Certainly, the overall public interest in both pandemics (for the Monkeypox outbreak was indeed a pandemic) seems to be going away, as seen in Google trends for COVID-19

and for Monkeypox

More on excess data and Sweden’s response to the pandemic

A very interesting paper, important for understanding the role of excess deaths data in understanding the impact of #COVID19 and the non-pharmaceutical interventions:


The most important consequence is that we must be very careful when interpreting these data. In particular, direct comparison of countries on the total number of excess deaths can be very misleading, as pointed out in the following tweet:


Thanks to @ikashnitsky

Monkeypox – a zoonotic disease

‘If we have allowed monkeypox to become an endemic virus in the U.S. … it will be among the most unfortunate public health failures in recent times.’

Declan Garvey and Esther Eaton, The Dispatch
BROOKLYN, NYC, US, October 1 2013: Street art in Brooklyn. Old paper billboard saying welcome to New York, with scary drawings of mouse, roaches and pigeon. New York, US.

As monkeypox continues to spread both within and between countries, it is worth reminding that it is a zoonotic disease.

In parts of Africa, where monkeypox outbreaks are much more frequent, the virus appears to persist in other mammal populations.
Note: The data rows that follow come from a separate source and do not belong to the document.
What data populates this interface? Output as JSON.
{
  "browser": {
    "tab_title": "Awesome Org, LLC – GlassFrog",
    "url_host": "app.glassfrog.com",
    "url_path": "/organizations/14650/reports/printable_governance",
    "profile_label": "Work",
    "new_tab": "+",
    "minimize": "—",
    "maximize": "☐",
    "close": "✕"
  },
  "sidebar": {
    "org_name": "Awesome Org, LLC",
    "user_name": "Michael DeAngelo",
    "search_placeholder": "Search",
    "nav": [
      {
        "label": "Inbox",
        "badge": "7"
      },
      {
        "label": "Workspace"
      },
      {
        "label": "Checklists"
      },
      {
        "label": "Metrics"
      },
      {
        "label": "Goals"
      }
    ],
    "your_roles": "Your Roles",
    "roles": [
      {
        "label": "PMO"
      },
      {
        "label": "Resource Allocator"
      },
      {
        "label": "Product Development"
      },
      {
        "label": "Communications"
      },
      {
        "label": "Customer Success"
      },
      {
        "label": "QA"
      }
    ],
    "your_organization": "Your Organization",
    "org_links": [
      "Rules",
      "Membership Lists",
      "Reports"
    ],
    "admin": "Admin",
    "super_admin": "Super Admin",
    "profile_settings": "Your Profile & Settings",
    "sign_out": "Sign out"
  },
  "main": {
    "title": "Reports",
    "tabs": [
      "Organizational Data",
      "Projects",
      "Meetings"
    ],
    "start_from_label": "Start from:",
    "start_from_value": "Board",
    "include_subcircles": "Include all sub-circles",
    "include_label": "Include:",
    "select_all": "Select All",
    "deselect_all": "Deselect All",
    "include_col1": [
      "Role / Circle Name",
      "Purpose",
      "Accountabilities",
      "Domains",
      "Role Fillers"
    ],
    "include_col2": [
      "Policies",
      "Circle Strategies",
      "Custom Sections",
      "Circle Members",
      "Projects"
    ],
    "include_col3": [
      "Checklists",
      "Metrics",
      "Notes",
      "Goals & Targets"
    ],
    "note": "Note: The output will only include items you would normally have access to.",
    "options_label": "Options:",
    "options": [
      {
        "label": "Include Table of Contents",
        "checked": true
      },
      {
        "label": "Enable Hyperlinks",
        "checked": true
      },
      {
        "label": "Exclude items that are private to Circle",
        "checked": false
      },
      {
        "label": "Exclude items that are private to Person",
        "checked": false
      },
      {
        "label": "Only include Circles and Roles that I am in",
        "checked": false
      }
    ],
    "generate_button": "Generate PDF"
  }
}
Although it was first discovered in a monkey (hence the name), rodents are thought to be a more likely reservoir.

Monkeypox is not as infectious as COVID-19 and not as dangerous as smallpox. It currently spreads largely in an MSM community (men having Sex with Men), but it is properly not a Sexually Transmitted Disease (STD).

Rather, it spreads through close personal contact, mainly through skin contact. Hence, there have been cases among women and children.

It is disappointing that we did not manage to stop it early. Unlike COVID-19 virus (SARS-CoV-2), monkeypox is not a new disease, it does not spread very fast and easily, we do have relatively safe and sterilising vaccines, and we know how to use them.

Monkeypox has been spreading in a relatively limited network with only sporadic breakthroughs to the general population. Although the long incubation period makes contact tracing somewhat problematic, it would not have been difficult to implement “ring” vaccination.

Once monkeypox becomes established in the ubiquitous rodent population, it will be almost impossible to eradicate. The risk to humans might not be very high,

Is there still a chance to stop it? Yes, but (as with COVID-19) it needs a swift action built on trust with the affected community. We must make sure that we work with the MSM community and not against them.

We must not end up stigmatising the infection but rather encouraging those most at risk to take appropriate actions.